- Hypotense Cut – using 0/90 carbon fiber, the models are rotated 45 degree on the carbon fiber sheet so the carbon fibers run down the length of the arms. 0/90 Carbon fiber lays sheets of carbon fiber in a way the fibers lay in a tic tac toe pattern. If the frames aren’t rotated 45 degrees, the fibers are cut. This leaves only the resin and bits of carbon fiber down the arms. Rotating the model 45 degrees leaves the carbon fibers intact inside the resin. I tried Quasi-isotropic carbon fiber also. Quasi-isotropic is rotating each layer of the carbon fiber sheets 45 degree in the manufacturing process. This way the models don’t need to be rotated 45 degrees before cutting. Sounds nice but in this application where we need the strongest arms possible, 0/90 is better. Say if you have 8 layers in a carbon fiber sheet. On the 0/90 you have 8 layers of fibers going down the arm. The Quasi-isotropic only has 4 layers of fibers going down the arm.

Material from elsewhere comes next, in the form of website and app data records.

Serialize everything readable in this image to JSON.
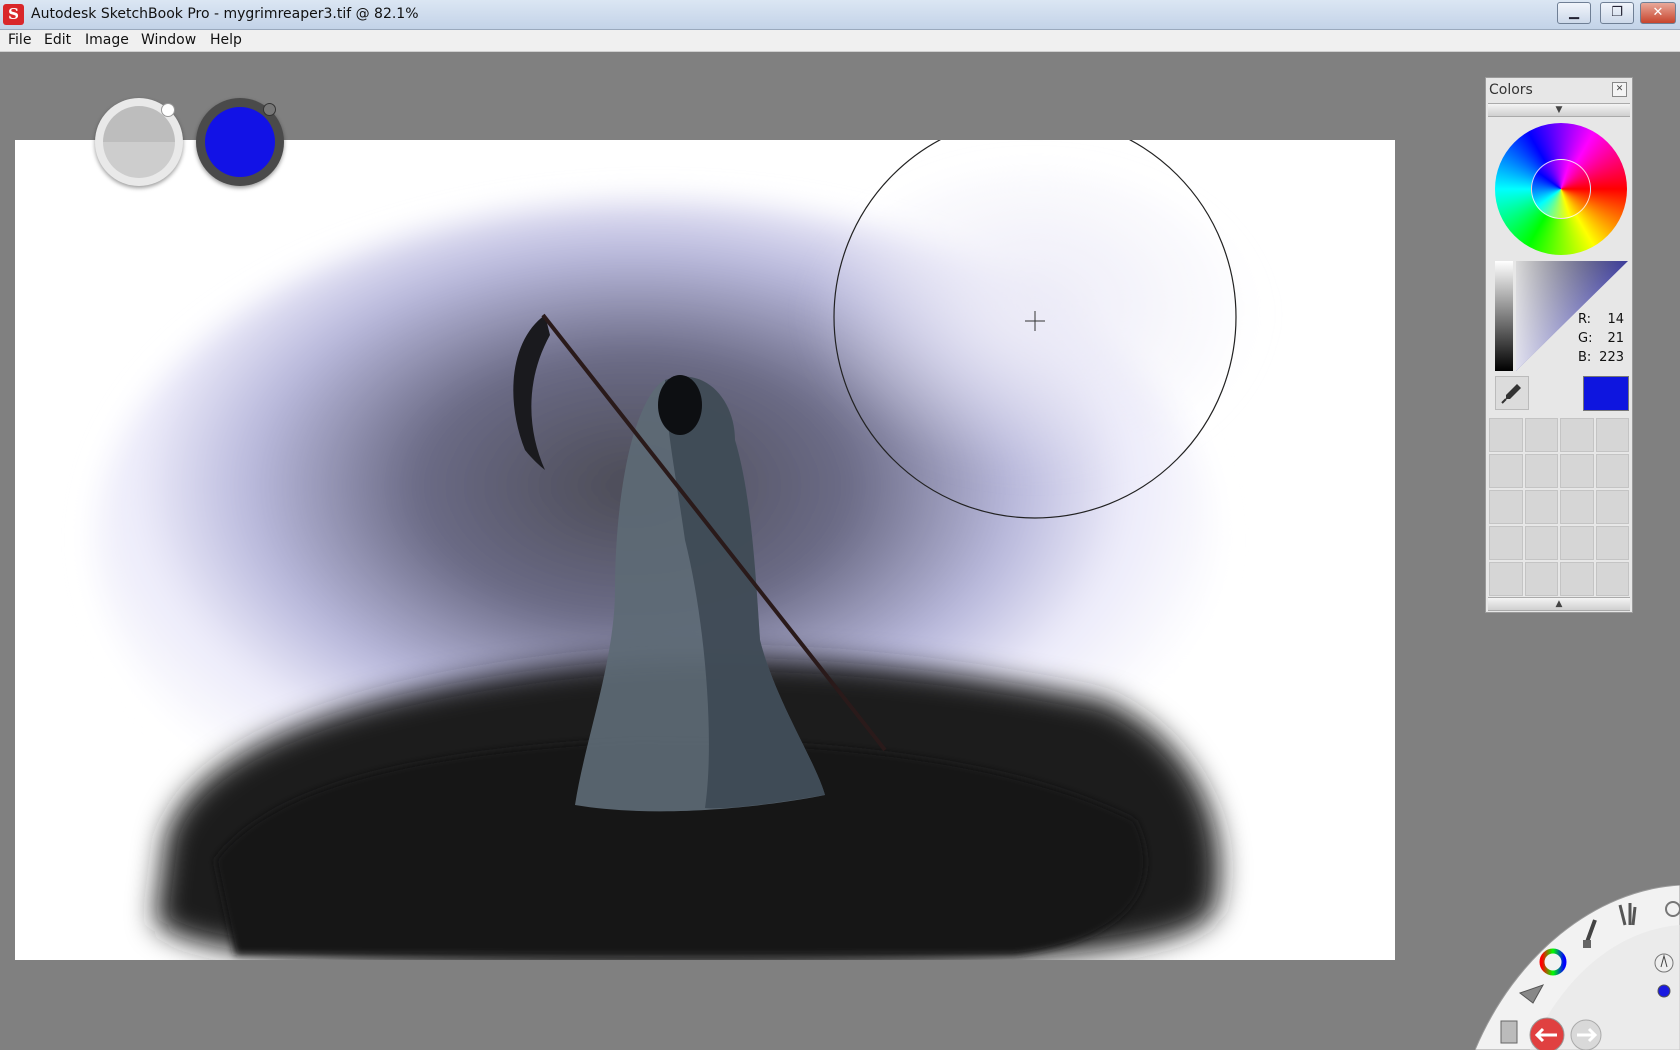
{
  "window": {
    "title": "Autodesk SketchBook Pro - mygrimreaper3.tif @ 82.1%",
    "app_icon": "S"
  },
  "controls": {
    "minimize": "▁",
    "restore": "❐",
    "close": "✕"
  },
  "menu": {
    "items": [
      "File",
      "Edit",
      "Image",
      "Window",
      "Help"
    ]
  },
  "pucks": {
    "brush_color": "#c4c4c4",
    "fill_color": "#1212e6"
  },
  "colors_panel": {
    "title": "Colors",
    "rgb": {
      "r_label": "R:",
      "r": "14",
      "g_label": "G:",
      "g": "21",
      "b_label": "B:",
      "b": "223"
    },
    "current_color": "#0e15df",
    "collapse_arrow": "▼",
    "expand_arrow": "▲"
  },
  "icons": [
    "color-wheel-icon",
    "brush-icon",
    "select-icon",
    "undo-icon",
    "redo-icon",
    "layer-icon"
  ]
}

The broken frame one of my testers had was using the quasi-isotropic. We won’t be using this type of carbon. All our 0/90 rotated frames have been going strong.
All these details make the frame much more expensive to produce. Especially the 0/90 hypotense cut. A normal cut can fit 5 frames on a sheet. Rotating the frame 45 degree can only fit 4 frames. It costs more but it’s the absolutely strongest way to make a carbon fiber frame. No expense spared.
Dream Come True
This has always been a dream of mine ever since I was little. To design, manufacture and sell products. Although I’ve been designing 3D products for the past two years, I consider Tokio X as my first real product. No joke, it’s been one of the hardest and most frustrating things I’ve ever done. It was totally worth it. Tokio X is killing it!
Thanks to everyone who contributed in designing Tokio. I compiled a list of problems from reader comments, emails, messages and talking with with other pilots. One by one they were all solved in this frame. Together, we made a bad ass frame. Look for it on many podiums this year.
The first batch of frames have already started production. Pre orders will start Friday, March 10, 2017 with a delivery date of approximately March 24th. If you are interested in getting a frame, do not wait. The first batch is small and will probably sell out pretty quickly.
Get it HERE!